Empire and Exile explores the impact of Babylonian aggression upon the book of Jeremiah by calling attention to the presence of the empire and showing how the book of Jeremiah can be read as resistant responses to the inevitability of imperial power and the experience of exile. With the insight of postcolonial theory, resistance is framed in these readings as finding a place in the world even though not controlling territory and therefore surviving social death. It argues that even though exile is not prevented, exile is experienced in the constituting of a unique place in the world rather than in the assimilation of the nation. The insights of postcolonial theory direct this reading of the book of Jeremiah from the perspective of the displaced. Theorists Homi Bhabha, Partha Chatterjee, Stuart Hall, and bell hooks provide lenses to read issues peculiar to groups affected by dominant powers such as empires. The use of these theories helps highlight issues such as marginality, hybridity, national identity as formative tools in resistance to empire and survival in exile.
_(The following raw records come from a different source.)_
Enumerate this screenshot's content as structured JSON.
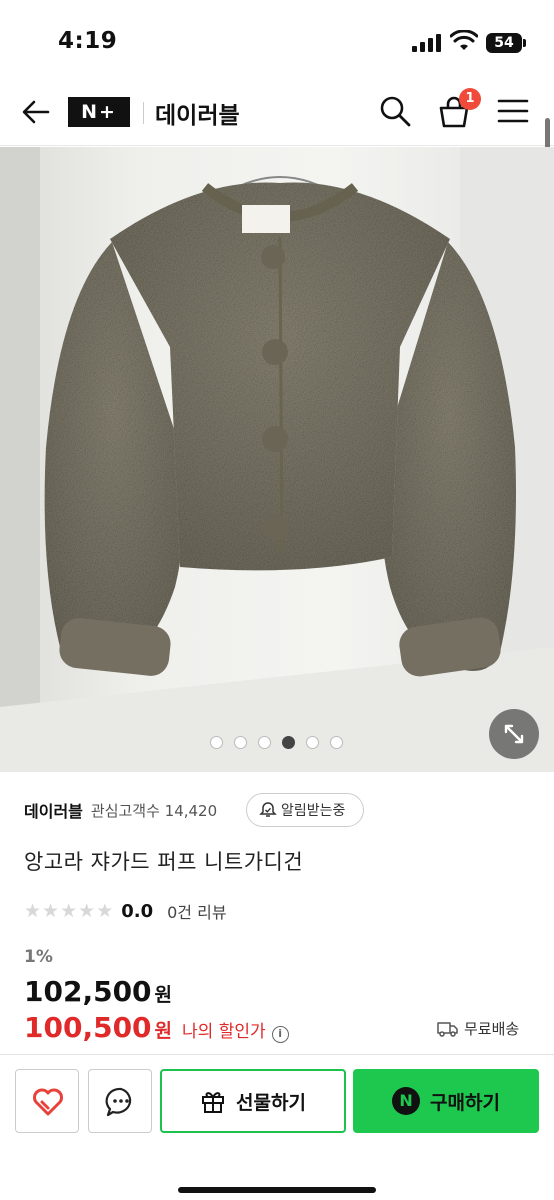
{
  "status_bar": {
    "time": "4:19",
    "battery": "54"
  },
  "header": {
    "logo_text": "N+",
    "store_name": "데이러블",
    "cart_count": "1"
  },
  "gallery": {
    "dot_count": 6,
    "active_dot_index": 3
  },
  "store": {
    "name": "데이러블",
    "fans_label": "관심고객수 14,420",
    "alarm_label": "알림받는중"
  },
  "product": {
    "title": "앙고라 쟈가드 퍼프 니트가디건",
    "rating_score": "0.0",
    "reviews_label": "0건 리뷰",
    "stars_filled": 0,
    "discount_rate": "1%",
    "original_price": "102,500",
    "sale_price": "100,500",
    "currency": "원",
    "my_discount_label": "나의 할인가",
    "info_glyph": "i",
    "shipping_label": "무료배송"
  },
  "bottom_bar": {
    "gift_label": "선물하기",
    "buy_label": "구매하기",
    "buy_icon_letter": "N"
  },
  "colors": {
    "accent_green": "#1ec84f",
    "sale_red": "#e02a2a",
    "badge_red": "#f04b3a"
  },
  "icons": [
    "back-arrow-icon",
    "search-icon",
    "cart-icon",
    "hamburger-menu-icon",
    "expand-icon",
    "bell-icon",
    "star-icon",
    "truck-icon",
    "heart-icon",
    "chat-icon",
    "gift-icon"
  ]
}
Publisher: Bloomsbury Publishing PLC
Number of pages: 240
Weight: 514 g
Dimensions: 234 x 156 x 14 mm
Empire and Exile offers a lucid analysis of ways in which the book of Jeremiah reveals ancient Judean strategies for cultural survival during the period of Babylonian domination. Deftly deploying insights of Frantz Fanon, Homi Bhabha, Stuart Hall, and other postcolonial theorists, Davidson reads Jeremiah's sign acts, discourses, and biographical narratives as complex responses to the pressures of colonization and dislocation. Fresh and compelling, this work sheds new light on the ambivalences that attend the subaltern's struggle to reconfigure "home" in an imperial context. Empire and Exile is an indispensable resource for readers wishing to explore the intersections of postcolonial criticism and biblical studies.
Carolyn J. Sharp, Associate Professor of Hebrew Scriptures, Yale Divinity School